The task: A verbatim copy of the whole listing is what is needed.

Given data:
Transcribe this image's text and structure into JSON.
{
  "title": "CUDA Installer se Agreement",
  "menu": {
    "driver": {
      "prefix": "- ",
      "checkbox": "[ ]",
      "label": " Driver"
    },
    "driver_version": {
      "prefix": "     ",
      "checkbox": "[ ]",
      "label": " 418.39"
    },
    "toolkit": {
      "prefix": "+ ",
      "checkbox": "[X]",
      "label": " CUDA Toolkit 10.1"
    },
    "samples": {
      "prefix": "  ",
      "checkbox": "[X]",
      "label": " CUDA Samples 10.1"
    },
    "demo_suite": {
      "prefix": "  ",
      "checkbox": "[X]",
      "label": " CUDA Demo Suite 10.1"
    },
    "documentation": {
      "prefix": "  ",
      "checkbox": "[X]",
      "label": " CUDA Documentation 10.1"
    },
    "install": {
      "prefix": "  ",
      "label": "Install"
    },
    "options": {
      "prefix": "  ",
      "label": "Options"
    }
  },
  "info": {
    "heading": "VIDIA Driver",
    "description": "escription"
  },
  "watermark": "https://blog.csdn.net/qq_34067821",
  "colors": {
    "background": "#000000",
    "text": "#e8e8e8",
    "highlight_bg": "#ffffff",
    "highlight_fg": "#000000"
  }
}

Solution for this exercise:
Transcribe this image's text and structure into JSON.
{
  "title": "CUDA Installer se Agreement",
  "menu": {
    "driver": {
      "prefix": "- ",
      "checkbox": "[ ]",
      "label": " Driver"
    },
    "driver_version": {
      "prefix": "     ",
      "checkbox": "[ ]",
      "label": " 418.39"
    },
    "toolkit": {
      "prefix": "+ ",
      "checkbox": "[X]",
      "label": " CUDA Toolkit 10.1"
    },
    "samples": {
      "prefix": "  ",
      "checkbox": "[X]",
      "label": " CUDA Samples 10.1"
    },
    "demo_suite": {
      "prefix": "  ",
      "checkbox": "[X]",
      "label": " CUDA Demo Suite 10.1"
    },
    "documentation": {
      "prefix": "  ",
      "checkbox": "[X]",
      "label": " CUDA Documentation 10.1"
    },
    "install": {
      "prefix": "  ",
      "label": "Install"
    },
    "options": {
      "prefix": "  ",
      "label": "Options"
    }
  },
  "info": {
    "heading": "VIDIA Driver",
    "description": "escription"
  },
  "watermark": "https://blog.csdn.net/qq_34067821",
  "colors": {
    "background": "#000000",
    "text": "#e8e8e8",
    "highlight_bg": "#ffffff",
    "highlight_fg": "#000000"
  }
}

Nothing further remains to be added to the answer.